:: Records shown ::
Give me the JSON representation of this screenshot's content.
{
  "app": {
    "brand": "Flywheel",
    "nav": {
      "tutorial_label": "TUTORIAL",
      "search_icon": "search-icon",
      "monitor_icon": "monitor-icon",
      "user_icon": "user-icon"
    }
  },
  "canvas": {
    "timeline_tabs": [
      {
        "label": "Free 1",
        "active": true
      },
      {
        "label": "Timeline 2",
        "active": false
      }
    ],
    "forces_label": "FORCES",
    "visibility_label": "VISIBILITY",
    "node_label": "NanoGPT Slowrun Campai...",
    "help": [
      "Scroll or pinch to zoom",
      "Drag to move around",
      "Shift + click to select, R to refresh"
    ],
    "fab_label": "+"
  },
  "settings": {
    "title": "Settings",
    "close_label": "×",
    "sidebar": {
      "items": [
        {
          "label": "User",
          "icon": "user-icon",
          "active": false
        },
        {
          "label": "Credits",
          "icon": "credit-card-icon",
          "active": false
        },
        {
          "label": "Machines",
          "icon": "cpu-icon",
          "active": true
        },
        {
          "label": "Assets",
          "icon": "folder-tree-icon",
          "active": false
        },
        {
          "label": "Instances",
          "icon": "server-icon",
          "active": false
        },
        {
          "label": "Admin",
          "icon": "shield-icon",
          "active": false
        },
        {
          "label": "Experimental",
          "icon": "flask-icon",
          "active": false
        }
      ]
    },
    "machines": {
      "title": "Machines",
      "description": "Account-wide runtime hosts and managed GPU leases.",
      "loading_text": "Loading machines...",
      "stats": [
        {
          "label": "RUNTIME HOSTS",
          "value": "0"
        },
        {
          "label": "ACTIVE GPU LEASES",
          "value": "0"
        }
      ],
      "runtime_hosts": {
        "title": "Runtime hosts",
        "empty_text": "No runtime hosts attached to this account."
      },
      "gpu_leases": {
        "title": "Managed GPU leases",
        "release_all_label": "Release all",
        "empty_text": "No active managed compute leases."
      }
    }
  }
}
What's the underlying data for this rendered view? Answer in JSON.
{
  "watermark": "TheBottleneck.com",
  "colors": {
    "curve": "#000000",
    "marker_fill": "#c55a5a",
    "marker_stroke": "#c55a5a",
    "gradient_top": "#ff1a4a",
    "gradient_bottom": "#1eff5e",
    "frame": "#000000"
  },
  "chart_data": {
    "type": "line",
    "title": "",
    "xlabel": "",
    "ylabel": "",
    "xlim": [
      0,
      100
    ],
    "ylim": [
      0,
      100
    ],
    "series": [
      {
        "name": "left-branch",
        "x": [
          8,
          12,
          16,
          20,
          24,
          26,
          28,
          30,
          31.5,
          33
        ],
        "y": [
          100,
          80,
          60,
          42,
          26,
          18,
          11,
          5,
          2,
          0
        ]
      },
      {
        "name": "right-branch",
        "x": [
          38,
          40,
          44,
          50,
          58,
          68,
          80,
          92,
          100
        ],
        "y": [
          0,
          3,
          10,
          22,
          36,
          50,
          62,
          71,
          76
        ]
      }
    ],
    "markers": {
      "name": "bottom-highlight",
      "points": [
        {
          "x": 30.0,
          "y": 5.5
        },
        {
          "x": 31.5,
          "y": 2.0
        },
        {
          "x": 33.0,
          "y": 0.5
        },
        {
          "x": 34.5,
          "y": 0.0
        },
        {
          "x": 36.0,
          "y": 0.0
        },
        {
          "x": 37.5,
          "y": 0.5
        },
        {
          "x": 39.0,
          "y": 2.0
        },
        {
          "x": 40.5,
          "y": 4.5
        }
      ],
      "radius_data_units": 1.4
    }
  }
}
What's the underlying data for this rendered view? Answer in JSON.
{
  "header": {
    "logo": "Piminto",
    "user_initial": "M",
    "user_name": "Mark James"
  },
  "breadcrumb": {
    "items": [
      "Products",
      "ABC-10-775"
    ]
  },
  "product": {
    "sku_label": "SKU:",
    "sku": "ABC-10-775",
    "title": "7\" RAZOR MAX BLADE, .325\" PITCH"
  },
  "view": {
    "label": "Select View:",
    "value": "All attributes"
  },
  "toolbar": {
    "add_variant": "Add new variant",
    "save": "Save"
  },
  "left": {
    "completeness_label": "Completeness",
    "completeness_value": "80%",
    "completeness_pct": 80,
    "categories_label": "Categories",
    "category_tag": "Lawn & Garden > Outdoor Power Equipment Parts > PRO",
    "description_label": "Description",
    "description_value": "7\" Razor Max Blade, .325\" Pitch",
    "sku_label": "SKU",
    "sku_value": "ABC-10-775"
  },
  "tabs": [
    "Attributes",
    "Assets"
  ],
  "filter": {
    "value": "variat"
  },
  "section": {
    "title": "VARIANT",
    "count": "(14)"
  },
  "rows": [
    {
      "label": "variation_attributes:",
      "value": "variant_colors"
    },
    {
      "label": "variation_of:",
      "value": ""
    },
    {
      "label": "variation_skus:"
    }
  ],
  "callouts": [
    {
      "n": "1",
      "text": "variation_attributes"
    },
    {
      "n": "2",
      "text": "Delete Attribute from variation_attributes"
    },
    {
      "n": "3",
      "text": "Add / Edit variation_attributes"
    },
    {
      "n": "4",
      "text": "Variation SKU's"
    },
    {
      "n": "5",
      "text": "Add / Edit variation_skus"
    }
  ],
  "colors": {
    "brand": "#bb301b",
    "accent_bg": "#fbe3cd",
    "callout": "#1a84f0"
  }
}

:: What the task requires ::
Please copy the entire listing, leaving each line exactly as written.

:: The answer ::
Give me the JSON representation of this screenshot's content.
{
  "app": {
    "brand": "Flywheel",
    "nav": {
      "tutorial_label": "TUTORIAL",
      "search_icon": "search-icon",
      "monitor_icon": "monitor-icon",
      "user_icon": "user-icon"
    }
  },
  "canvas": {
    "timeline_tabs": [
      {
        "label": "Free 1",
        "active": true
      },
      {
        "label": "Timeline 2",
        "active": false
      }
    ],
    "forces_label": "FORCES",
    "visibility_label": "VISIBILITY",
    "node_label": "NanoGPT Slowrun Campai...",
    "help": [
      "Scroll or pinch to zoom",
      "Drag to move around",
      "Shift + click to select, R to refresh"
    ],
    "fab_label": "+"
  },
  "settings": {
    "title": "Settings",
    "close_label": "×",
    "sidebar": {
      "items": [
        {
          "label": "User",
          "icon": "user-icon",
          "active": false
        },
        {
          "label": "Credits",
          "icon": "credit-card-icon",
          "active": false
        },
        {
          "label": "Machines",
          "icon": "cpu-icon",
          "active": true
        },
        {
          "label": "Assets",
          "icon": "folder-tree-icon",
          "active": false
        },
        {
          "label": "Instances",
          "icon": "server-icon",
          "active": false
        },
        {
          "label": "Admin",
          "icon": "shield-icon",
          "active": false
        },
        {
          "label": "Experimental",
          "icon": "flask-icon",
          "active": false
        }
      ]
    },
    "machines": {
      "title": "Machines",
      "description": "Account-wide runtime hosts and managed GPU leases.",
      "loading_text": "Loading machines...",
      "stats": [
        {
          "label": "RUNTIME HOSTS",
          "value": "0"
        },
        {
          "label": "ACTIVE GPU LEASES",
          "value": "0"
        }
      ],
      "runtime_hosts": {
        "title": "Runtime hosts",
        "empty_text": "No runtime hosts attached to this account."
      },
      "gpu_leases": {
        "title": "Managed GPU leases",
        "release_all_label": "Release all",
        "empty_text": "No active managed compute leases."
      }
    }
  }
}
What's the underlying data for this rendered view? Answer in JSON.
{
  "watermark": "TheBottleneck.com",
  "colors": {
    "curve": "#000000",
    "marker_fill": "#c55a5a",
    "marker_stroke": "#c55a5a",
    "gradient_top": "#ff1a4a",
    "gradient_bottom": "#1eff5e",
    "frame": "#000000"
  },
  "chart_data": {
    "type": "line",
    "title": "",
    "xlabel": "",
    "ylabel": "",
    "xlim": [
      0,
      100
    ],
    "ylim": [
      0,
      100
    ],
    "series": [
      {
        "name": "left-branch",
        "x": [
          8,
          12,
          16,
          20,
          24,
          26,
          28,
          30,
          31.5,
          33
        ],
        "y": [
          100,
          80,
          60,
          42,
          26,
          18,
          11,
          5,
          2,
          0
        ]
      },
      {
        "name": "right-branch",
        "x": [
          38,
          40,
          44,
          50,
          58,
          68,
          80,
          92,
          100
        ],
        "y": [
          0,
          3,
          10,
          22,
          36,
          50,
          62,
          71,
          76
        ]
      }
    ],
    "markers": {
      "name": "bottom-highlight",
      "points": [
        {
          "x": 30.0,
          "y": 5.5
        },
        {
          "x": 31.5,
          "y": 2.0
        },
        {
          "x": 33.0,
          "y": 0.5
        },
        {
          "x": 34.5,
          "y": 0.0
        },
        {
          "x": 36.0,
          "y": 0.0
        },
        {
          "x": 37.5,
          "y": 0.5
        },
        {
          "x": 39.0,
          "y": 2.0
        },
        {
          "x": 40.5,
          "y": 4.5
        }
      ],
      "radius_data_units": 1.4
    }
  }
}
What's the underlying data for this rendered view? Answer in JSON.
{
  "header": {
    "logo": "Piminto",
    "user_initial": "M",
    "user_name": "Mark James"
  },
  "breadcrumb": {
    "items": [
      "Products",
      "ABC-10-775"
    ]
  },
  "product": {
    "sku_label": "SKU:",
    "sku": "ABC-10-775",
    "title": "7\" RAZOR MAX BLADE, .325\" PITCH"
  },
  "view": {
    "label": "Select View:",
    "value": "All attributes"
  },
  "toolbar": {
    "add_variant": "Add new variant",
    "save": "Save"
  },
  "left": {
    "completeness_label": "Completeness",
    "completeness_value": "80%",
    "completeness_pct": 80,
    "categories_label": "Categories",
    "category_tag": "Lawn & Garden > Outdoor Power Equipment Parts > PRO",
    "description_label": "Description",
    "description_value": "7\" Razor Max Blade, .325\" Pitch",
    "sku_label": "SKU",
    "sku_value": "ABC-10-775"
  },
  "tabs": [
    "Attributes",
    "Assets"
  ],
  "filter": {
    "value": "variat"
  },
  "section": {
    "title": "VARIANT",
    "count": "(14)"
  },
  "rows": [
    {
      "label": "variation_attributes:",
      "value": "variant_colors"
    },
    {
      "label": "variation_of:",
      "value": ""
    },
    {
      "label": "variation_skus:"
    }
  ],
  "callouts": [
    {
      "n": "1",
      "text": "variation_attributes"
    },
    {
      "n": "2",
      "text": "Delete Attribute from variation_attributes"
    },
    {
      "n": "3",
      "text": "Add / Edit variation_attributes"
    },
    {
      "n": "4",
      "text": "Variation SKU's"
    },
    {
      "n": "5",
      "text": "Add / Edit variation_skus"
    }
  ],
  "colors": {
    "brand": "#bb301b",
    "accent_bg": "#fbe3cd",
    "callout": "#1a84f0"
  }
}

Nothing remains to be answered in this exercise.